Last night I released a new library to GitHub and npm called React PouchDB components. I’m excited to share this library, which started as an experiment to illustrate to my friend Jon how easy it could be to leverage PouchDB in React. After enough tooling around I suspected that the pieces could be extracted and shared more broadly.

There are a number of different ways to deal with state in React, everything from the simple setState() to redux. Most sites need remote data, and so as a developer your options become a little more complex, leveraging promises inside of componentDidMount() or tools like redux-thunk. These are all great, but what I wanted was a simple way to fetch data into PouchDB and for it to be declarative.

Here’s what I imagined…

import { Database, Document } from "@stanlemon/react-pouchdb";

function App() {
  return (
    <Database>
      <Document name="my-document">
        <MyComponent />
      </Document>
    </Database>
  );
}

function MyComponent({ name, description }) {
  return (
    <div>
      <h1>{name}</h1>
      <p>{description}</p>
    </div>
  )
}

There are two components here, the first <MyComponent /> is a simple view, it renders some properties that are passed to it. The other is <App /> which declaratively establishes a PouchDB database connection using the <Database /> component. This component can take an optional name and remote URL for syncing.
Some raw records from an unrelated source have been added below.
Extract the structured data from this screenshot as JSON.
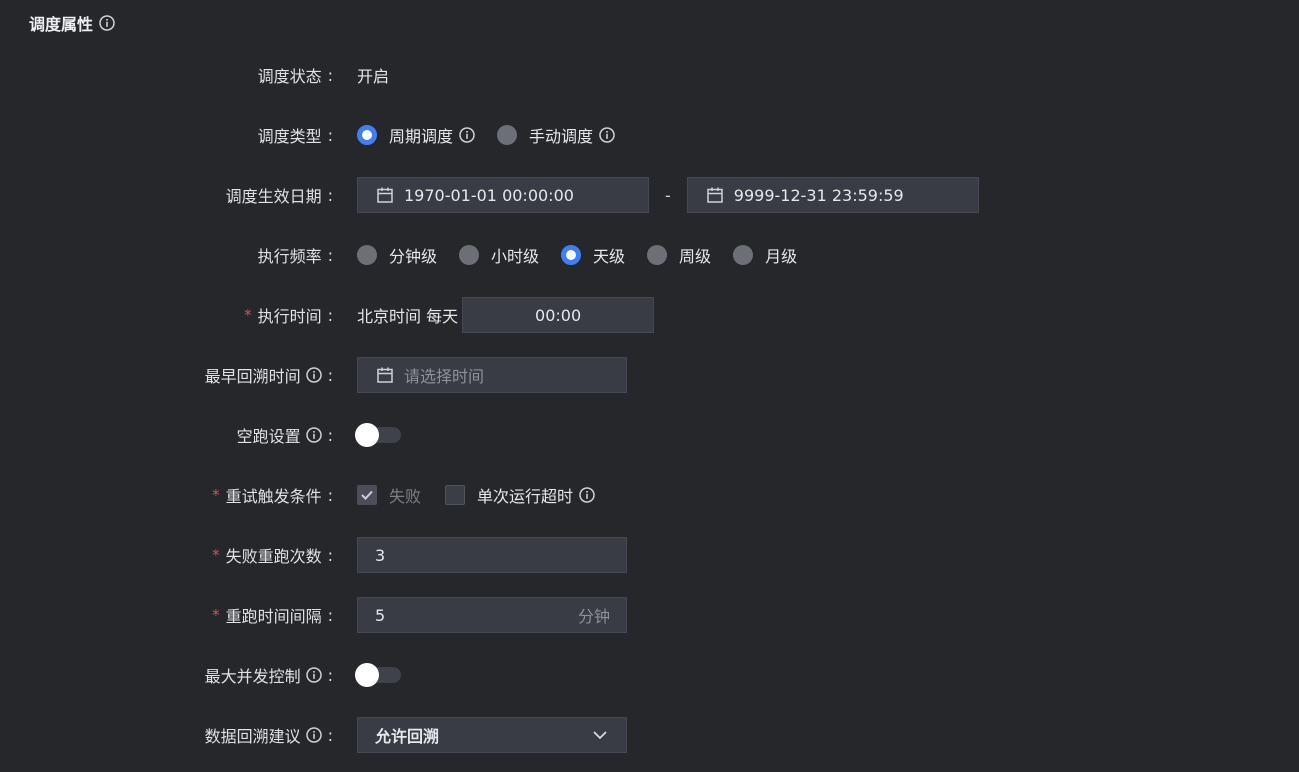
{
  "section": {
    "title": "调度属性",
    "info_icon": "info-icon"
  },
  "colon": ":",
  "schedule_status": {
    "label": "调度状态",
    "value": "开启"
  },
  "schedule_type": {
    "label": "调度类型",
    "options": [
      {
        "label": "周期调度",
        "selected": true
      },
      {
        "label": "手动调度",
        "selected": false
      }
    ]
  },
  "effective_date": {
    "label": "调度生效日期",
    "start": "1970-01-01 00:00:00",
    "separator": "-",
    "end": "9999-12-31 23:59:59"
  },
  "frequency": {
    "label": "执行频率",
    "options": [
      {
        "label": "分钟级",
        "selected": false
      },
      {
        "label": "小时级",
        "selected": false
      },
      {
        "label": "天级",
        "selected": true
      },
      {
        "label": "周级",
        "selected": false
      },
      {
        "label": "月级",
        "selected": false
      }
    ]
  },
  "exec_time": {
    "required": "*",
    "label": "执行时间",
    "prefix": "北京时间 每天",
    "value": "00:00"
  },
  "earliest_backfill": {
    "label": "最早回溯时间",
    "placeholder": "请选择时间"
  },
  "dry_run": {
    "label": "空跑设置",
    "enabled": false
  },
  "retry_condition": {
    "required": "*",
    "label": "重试触发条件",
    "options": [
      {
        "label": "失败",
        "checked": true,
        "disabled": true
      },
      {
        "label": "单次运行超时",
        "checked": false
      }
    ]
  },
  "retry_count": {
    "required": "*",
    "label": "失败重跑次数",
    "value": "3"
  },
  "retry_interval": {
    "required": "*",
    "label": "重跑时间间隔",
    "value": "5",
    "unit": "分钟"
  },
  "max_concurrency": {
    "label": "最大并发控制",
    "enabled": false
  },
  "backfill_suggestion": {
    "label": "数据回溯建议",
    "value": "允许回溯"
  },
  "colors": {
    "accent": "#3f7ef5",
    "required": "#d9534f",
    "background": "#26272b",
    "input_bg": "#393c45"
  }
}
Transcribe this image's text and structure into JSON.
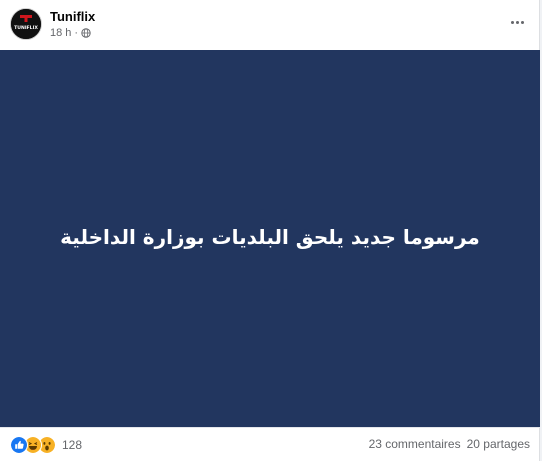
{
  "header": {
    "page_name": "Tuniflix",
    "time": "18 h",
    "separator": "·",
    "avatar_logo_text": "TUNIFLIX",
    "privacy_icon": "globe-icon",
    "more_icon": "more-options-icon"
  },
  "post": {
    "headline": "مرسوما جديد يلحق البلديات بوزارة الداخلية",
    "image_background": "#22365f"
  },
  "footer": {
    "reaction_icons": [
      "like-icon",
      "haha-icon",
      "wow-icon"
    ],
    "reaction_count": "128",
    "comments": "23 commentaires",
    "shares": "20 partages"
  },
  "colors": {
    "like": "#1877f2",
    "emoji": "#f7b125",
    "brand": "#d0161d"
  }
}
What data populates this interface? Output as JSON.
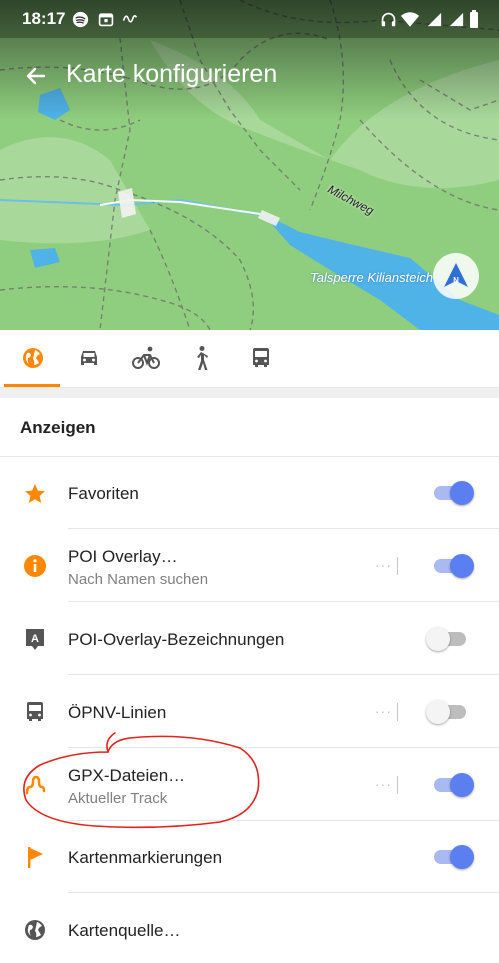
{
  "status_bar": {
    "time": "18:17",
    "icons": [
      "spotify-icon",
      "calendar-icon",
      "signal-wave-icon",
      "headphones-icon",
      "wifi-icon",
      "cell-signal-icon",
      "cell-signal-icon",
      "battery-icon"
    ]
  },
  "header": {
    "title": "Karte konfigurieren",
    "back_icon": "arrow-left-icon"
  },
  "map": {
    "street_label": "Milchweg",
    "water_label": "Talsperre Kiliansteich",
    "compass_letter": "N"
  },
  "tabs": [
    {
      "name": "globe-icon",
      "active": true
    },
    {
      "name": "car-icon",
      "active": false
    },
    {
      "name": "bicycle-icon",
      "active": false
    },
    {
      "name": "pedestrian-icon",
      "active": false
    },
    {
      "name": "bus-icon",
      "active": false
    }
  ],
  "section": {
    "title": "Anzeigen"
  },
  "rows": [
    {
      "label": "Favoriten",
      "sub": "",
      "icon": "star-icon",
      "icon_color": "#ff8800",
      "has_more": false,
      "toggle": "on"
    },
    {
      "label": "POI Overlay…",
      "sub": "Nach Namen suchen",
      "icon": "info-icon",
      "icon_color": "#ff8800",
      "has_more": true,
      "toggle": "on"
    },
    {
      "label": "POI-Overlay-Bezeichnungen",
      "sub": "",
      "icon": "label-a-icon",
      "icon_color": "#555555",
      "has_more": false,
      "toggle": "off"
    },
    {
      "label": "ÖPNV-Linien",
      "sub": "",
      "icon": "bus-icon",
      "icon_color": "#555555",
      "has_more": true,
      "toggle": "off"
    },
    {
      "label": "GPX-Dateien…",
      "sub": "Aktueller Track",
      "icon": "track-icon",
      "icon_color": "#ff8800",
      "has_more": true,
      "toggle": "on"
    },
    {
      "label": "Kartenmarkierungen",
      "sub": "",
      "icon": "flag-icon",
      "icon_color": "#ff8800",
      "has_more": false,
      "toggle": "on"
    },
    {
      "label": "Kartenquelle…",
      "sub": "",
      "icon": "globe-icon",
      "icon_color": "#555555",
      "has_more": false,
      "toggle": "none"
    }
  ],
  "more_glyph": "···",
  "colors": {
    "accent": "#ff8800",
    "switch_on": "#5b7ef1",
    "annotation": "#e2231a"
  }
}
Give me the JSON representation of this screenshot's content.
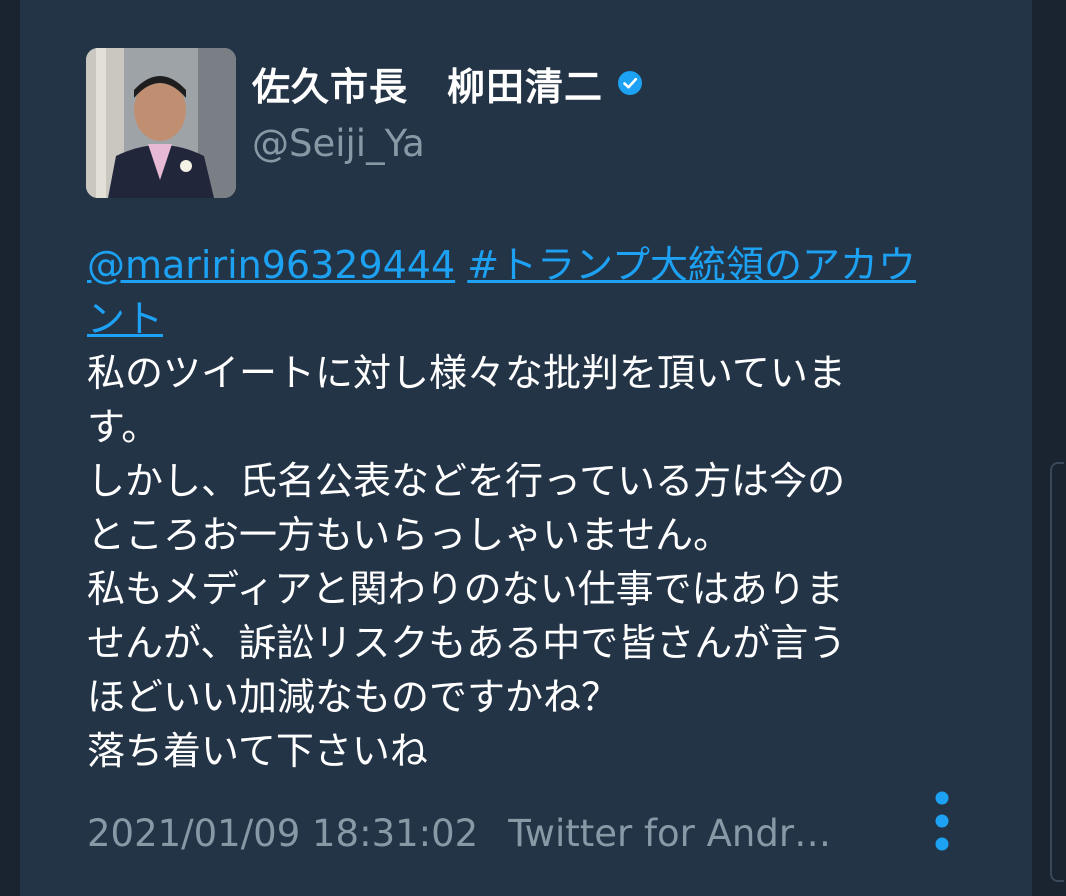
{
  "user": {
    "display_name": "佐久市長　柳田清二",
    "handle": "@Seiji_Ya",
    "verified": true,
    "avatar_icon": "profile-photo"
  },
  "tweet": {
    "mention": "@maririn96329444",
    "hashtag_line1": "#トランプ大統領のアカウ",
    "hashtag_line2": "ント",
    "lines": [
      "私のツイートに対し様々な批判を頂いていま",
      "す。",
      "しかし、氏名公表などを行っている方は今の",
      "ところお一方もいらっしゃいません。",
      "私もメディアと関わりのない仕事ではありま",
      "せんが、訴訟リスクもある中で皆さんが言う",
      "ほどいい加減なものですかね？",
      "落ち着いて下さいね"
    ],
    "timestamp": "2021/01/09 18:31:02",
    "source": "Twitter for Andr…"
  },
  "colors": {
    "background": "#1a2330",
    "card": "#243447",
    "link": "#1da1f2",
    "secondary_text": "#8899a6",
    "primary_text": "#ffffff"
  },
  "icons": {
    "verified": "verified-badge-icon",
    "more": "more-vertical-icon"
  }
}
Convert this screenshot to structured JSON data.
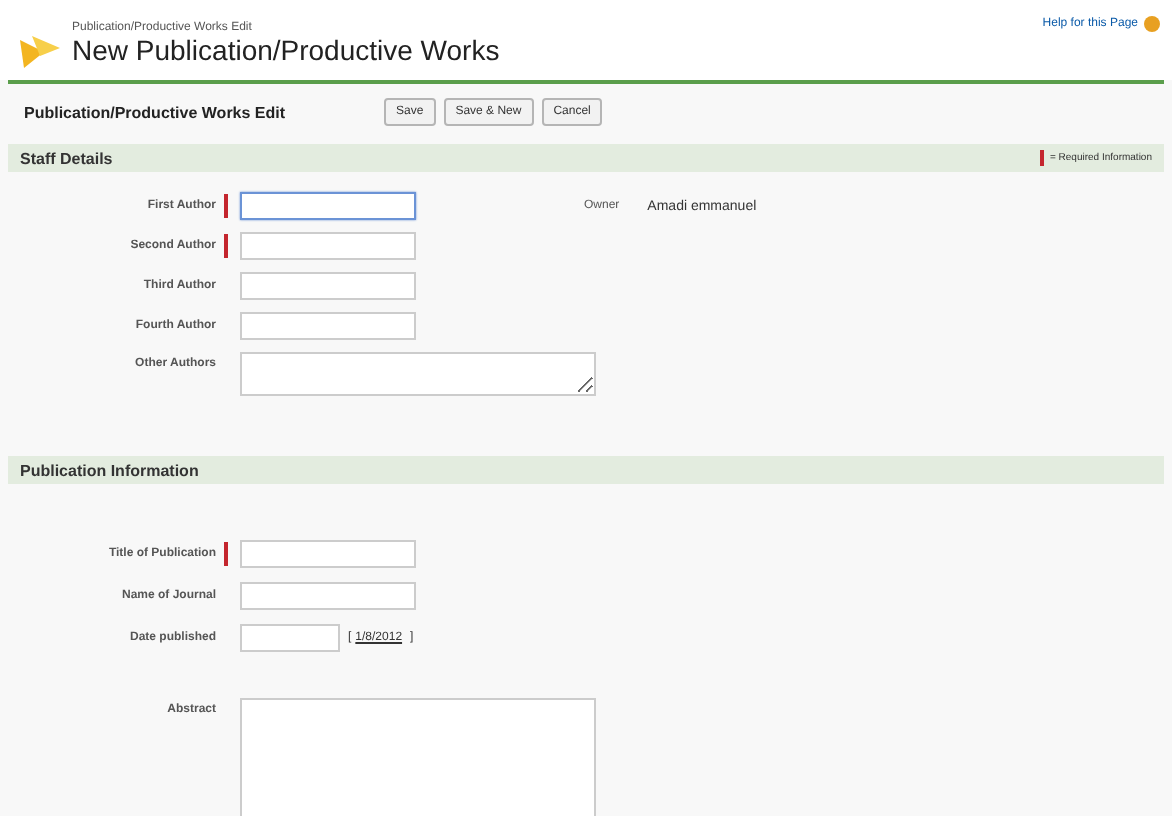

The <App /> component also uses the <Document /> component which is responsible for fetching data out of a PouchDB document and setting it as properties on <MyComponent />.

One of the other advantages of the <Document /> component is that it provides a property to it’s children called putDocument() that allows you to update the state of your document, just as you might when using setState(). This method eagerly updates the component’s properties, and then ensures that the document is updated in PouchDB.

As an added bonus, if you’re syncing your PouchDB database to a remote CouchDB instance, the <Document /> component will update properties when change events occur. This means that you can sync down remote updates with little effort in near real time.

There is a working example in the GitHub repository under the ./example/ directory. It has it’s own README and is really easy to spin up and start playing. You can check out the example app over on glitch. This example app showcases several different ways to leverage a document including <Document /> and a higher order function withDocument().

Ready to give it a spin?

npm install --save @stanlemon/react-pouchdb pouchdb

From there the README is your friend!

This library is intended to quickly get a PouchDB database into your react application. It won’t work for every situation and there are definitely more complicated use cases that it does not cover, but as a starting point it should get you off the ground quickly. It’s also worth noting that this library is not intended to work with other state container libraries. Maybe it does, but that’ll be purely by chance. If you are using something like redux you should consider taking a look at redux-pouchdb.

Please reach out with feedback! I love questions and suggestions so send them my way.

Stay tuned, I have some more PouchDB related goodies coming.